Through the use of patterns, the authors show that a properly managed workflow can avert delays, morale problems, and cost overruns. The patterns approach illustrates how SCM can be easily and successfully applied in small- to mid-size organizations. By learning how these patterns relate to each other, readers can avoid common mistakes that too often result in frustrated developers and reduced productivity.
Key coverage includes instruction on how to:
Software Configuration Management Patterns also includes a detailed list of SCM tools and thorough explanations of how they can be used to implement the patterns discussed in the book. These proven techniques will assist readers to improve their processes and motivate their workforce to collaborate in the production of higher quality software.
|Series:||Software Patterns Series|

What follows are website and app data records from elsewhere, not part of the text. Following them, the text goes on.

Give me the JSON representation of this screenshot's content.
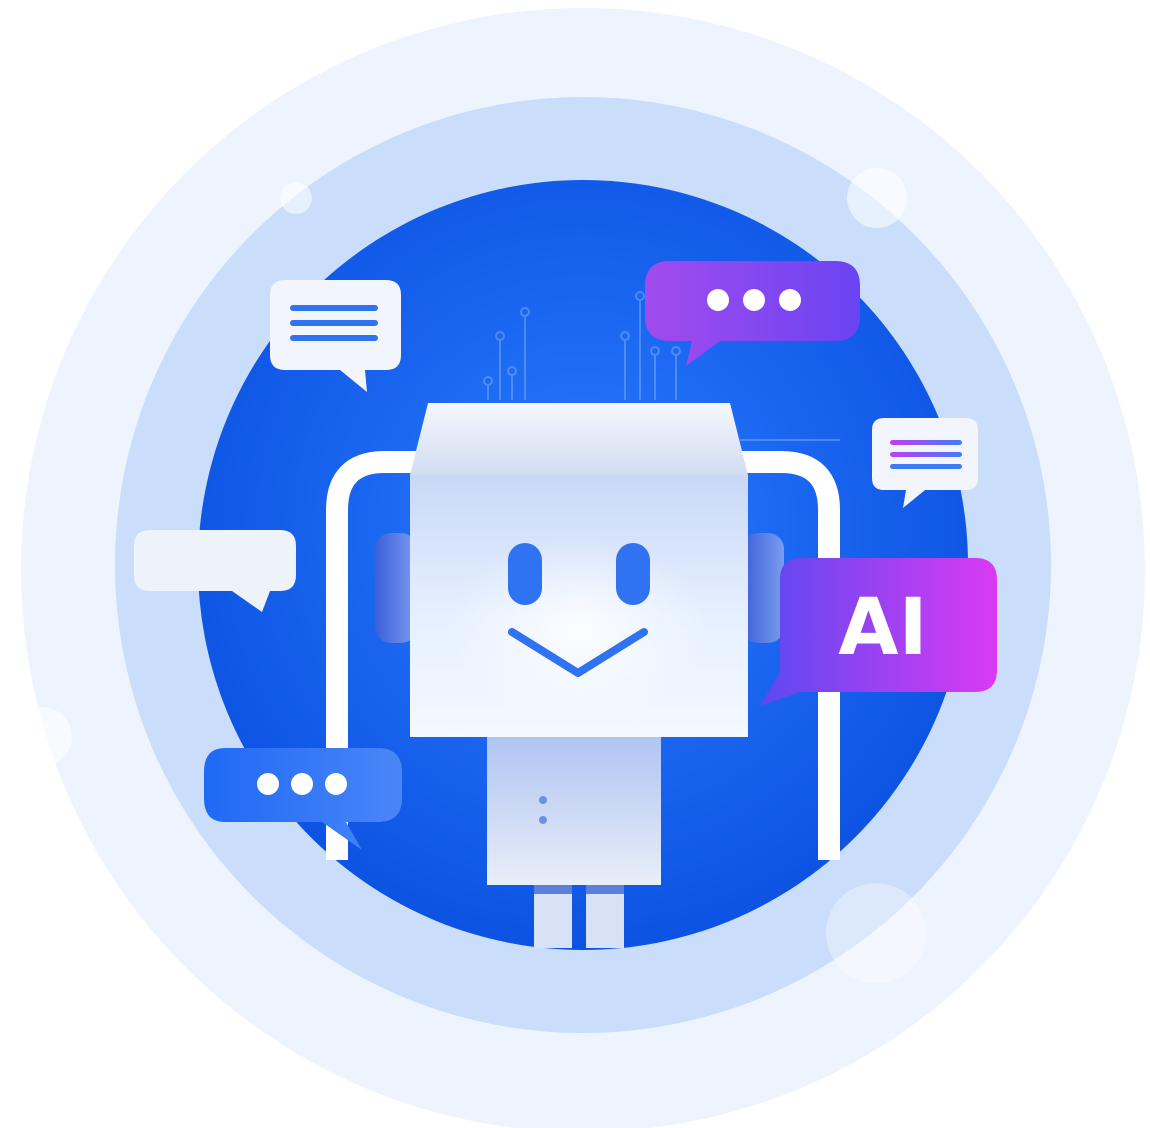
{
  "illustration": {
    "badge_text": "AI",
    "colors": {
      "outer_ring": "#EAF2FE",
      "mid_ring": "#C9DDFB",
      "core": "#0F63F6",
      "core_dark": "#0A4FE0",
      "robot_head": "#DDE8FB",
      "robot_eye": "#2F73F2",
      "badge_start": "#6A4CF5",
      "badge_end": "#D23BF0",
      "bubble_purple": "#8B47F0",
      "bubble_blue": "#2F73F2",
      "bubble_white": "#F2F5FB"
    },
    "icons": [
      "chat-bubble-lines-icon",
      "chat-bubble-dots-icon",
      "chat-bubble-empty-icon",
      "ai-badge-icon",
      "robot-icon"
    ]
  }
}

|Edition description:||New Edition|
|Product dimensions:||7.30(w) x 9.00(h) x 0.70(d)|
Table of Contents
List of Figures.
1. Putting a System Together.
Balancing Stability and Progress.
The Role of SCM in Agile Software Development.
SCM in Context.
SCM as a Team Support Discipline.
What Software Configuration Management Is.
The Role of Tools.
The Larger Whole.
This Book's Approach.
2. The Software Environment.
What Software Is About.
The Development Workspace.
The Big Picture.
About Patterns and Pattern Languages.
Patterns in Software.
Configuration Management Patterns.
Structure of Patterns in This Book.
The Pattern Language.
Overview of the Language.
II THE PATTERNS.
Simplify Your Branching Model.
5. Active Development Line.
Define Your Goals.
6. Private Workspace.
Isolate Your Work to Control Change.
One Stop Shopping.
8. Private System Build.
Think Globally by Building Locally.
9. Integration Build.
Do a Centralized Build.
10. Third Party Codeline.
Use the Tools You Already Have.
11. Task Level Commit.
Do One Commit per Small-Grained Task.
12. Codeline Policy.
Define the Rules of the Road.
13. Smoke Test.
Verify Basic Functionality.
14. Unit Test.
Test the Contract.
15. Regression Test.
Test for Changes.
16. Private Versions.
A Private History.
17. Release Line.
Branch before Releasing.
18. Release-Prep Code Line.
Branch Instead of Freeze.
19. Task Branch.
Handling Long-Lived Tasks.
Use Branches for Isolation.
20. Referenced Patterns.
Named Stable Bases.
Daily Build and Smoke Test.
Appendix A: SCM Resources Online.
The Configuration Management Yellow Pages.
CM Crossroads—Online Community and Resource Center for CM Professionals.
CM Today—Daily Configuration Management News.
UCM Central—Unified Configuration Management.
ACME-—Assembling Configuration Management Environments (for Software).
The Software Engineering Institute's SCM Publications.
Steve Easterbrook's Configuration Management Resource Guide.
The Software Configuration Management FAQ.
The Association for Configuration and Data Management.
Software Engineering Resource List for Software Configuration Management.
R.S. Pressman and Associates Software Engineering Resources for SCM.
SEweb Software Configuration Management Resources at Flinders University.
Pascal Molli's “CM Bubbles” SCM Resources Page.
The Usenet Newsgroup comp.software.config-mgmt.
Appendix B. Tool Support for SCM Patterns.
VSS—Visual Source Safe.
CVS—The Concurrent Versions System.
ClearCase—base functionality (non-UCM).
ClearCase—Unified Change Management (UCM).
PVCS Version Manager.
MKS Integrity (Enterprise edition).
About the Photos.